For patients who have lost significant amounts of blood due to trauma or hemorrhage, they should receive transfusions of blood products. Be sure that consent is obtained and that the patient is aware of possible reactions. Send a type and crossmatch to determine the patient’s blood type. Verify the blood product with another nurse prior to administering and monitor per facility protocol for transfusion reactions. Usually, this is q15min x 2, q30 min x 1, and q1h after that for standard infusions. However, in hypovolemic shock, even blood products are given via rapid infusion. Packed Red Blood Cells (PRBC’s) do not contain clotting factors, platelets, or plasma – therefore patients may have trouble clotting after receiving multiple units of PRBC’s. During the massive transfusion protocol, units of plasma, platelets, and clotting factors are given at certain intervals to prevent this clotting problem.

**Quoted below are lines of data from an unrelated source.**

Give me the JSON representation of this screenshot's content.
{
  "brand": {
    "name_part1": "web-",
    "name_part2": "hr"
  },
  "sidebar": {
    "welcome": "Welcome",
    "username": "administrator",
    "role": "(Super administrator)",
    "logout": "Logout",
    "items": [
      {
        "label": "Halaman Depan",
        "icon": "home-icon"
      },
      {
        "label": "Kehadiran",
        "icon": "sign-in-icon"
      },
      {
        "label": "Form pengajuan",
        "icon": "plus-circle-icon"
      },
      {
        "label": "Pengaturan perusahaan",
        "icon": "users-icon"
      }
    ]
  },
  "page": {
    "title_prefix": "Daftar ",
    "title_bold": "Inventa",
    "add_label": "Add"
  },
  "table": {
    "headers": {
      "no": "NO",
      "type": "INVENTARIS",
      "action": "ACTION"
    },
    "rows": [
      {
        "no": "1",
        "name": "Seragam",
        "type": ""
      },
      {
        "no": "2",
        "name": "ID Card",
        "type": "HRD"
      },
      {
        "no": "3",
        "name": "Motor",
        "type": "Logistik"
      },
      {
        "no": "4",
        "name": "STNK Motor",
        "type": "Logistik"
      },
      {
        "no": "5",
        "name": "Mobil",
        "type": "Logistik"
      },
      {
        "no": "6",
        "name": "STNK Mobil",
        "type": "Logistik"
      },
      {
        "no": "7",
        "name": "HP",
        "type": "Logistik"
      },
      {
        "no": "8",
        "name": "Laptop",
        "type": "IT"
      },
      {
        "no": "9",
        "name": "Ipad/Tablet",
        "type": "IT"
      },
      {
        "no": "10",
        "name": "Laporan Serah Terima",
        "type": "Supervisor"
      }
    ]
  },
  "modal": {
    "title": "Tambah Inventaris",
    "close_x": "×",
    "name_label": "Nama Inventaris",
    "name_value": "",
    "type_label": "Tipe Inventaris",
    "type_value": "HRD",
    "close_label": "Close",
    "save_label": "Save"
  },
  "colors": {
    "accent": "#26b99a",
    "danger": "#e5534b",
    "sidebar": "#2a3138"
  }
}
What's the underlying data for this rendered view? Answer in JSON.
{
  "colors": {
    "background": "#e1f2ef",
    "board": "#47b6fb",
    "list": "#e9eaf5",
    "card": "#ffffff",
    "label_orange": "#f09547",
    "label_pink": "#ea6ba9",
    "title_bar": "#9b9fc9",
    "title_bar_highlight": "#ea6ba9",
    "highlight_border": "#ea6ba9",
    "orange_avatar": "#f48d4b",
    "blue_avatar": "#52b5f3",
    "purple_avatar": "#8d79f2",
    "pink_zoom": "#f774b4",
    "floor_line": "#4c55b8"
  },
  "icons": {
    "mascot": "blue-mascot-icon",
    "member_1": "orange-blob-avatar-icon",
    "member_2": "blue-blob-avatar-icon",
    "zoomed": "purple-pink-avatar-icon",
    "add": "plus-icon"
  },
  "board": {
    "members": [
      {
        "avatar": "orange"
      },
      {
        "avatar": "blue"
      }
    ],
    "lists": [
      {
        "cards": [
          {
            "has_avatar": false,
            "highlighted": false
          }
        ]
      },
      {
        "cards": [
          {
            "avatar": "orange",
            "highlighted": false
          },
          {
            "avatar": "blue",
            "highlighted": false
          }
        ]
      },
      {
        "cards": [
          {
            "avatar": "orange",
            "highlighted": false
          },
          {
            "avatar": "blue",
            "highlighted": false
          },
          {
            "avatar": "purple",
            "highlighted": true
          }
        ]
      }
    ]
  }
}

Cornell Note-Taking System Instructions:
- Record: During the lecture, use the note-taking column to record the lecture using telegraphic sentences.
- Questions: As soon after class as possible, formulate questions based onthe notes in the right-hand column. Writing questions helps to clarifymeanings, reveal relationships, establish continuity, and strengthenmemory. Also, the writing of questions sets up a perfect stage for exam-studying later.
- Recite: Cover the note-taking column with a sheet of paper. Then, looking at the questions or cue-words in the question and cue column only, say aloud, in your own words, the answers to the questions, facts, or ideas indicated by the cue-words.
- Reflect: Reflect on the material by asking yourself questions, for example: “What’s the significance of these facts? What principle are they based on? How can I apply them? How do they fit in with what I already know? What’s beyond them?
- Review: Spend at least ten minutes every week reviewing all your previous notes. If you do, you’ll retain a great deal for current use, as well as, for the exam.
For more information, visit www.nursing.com/cornell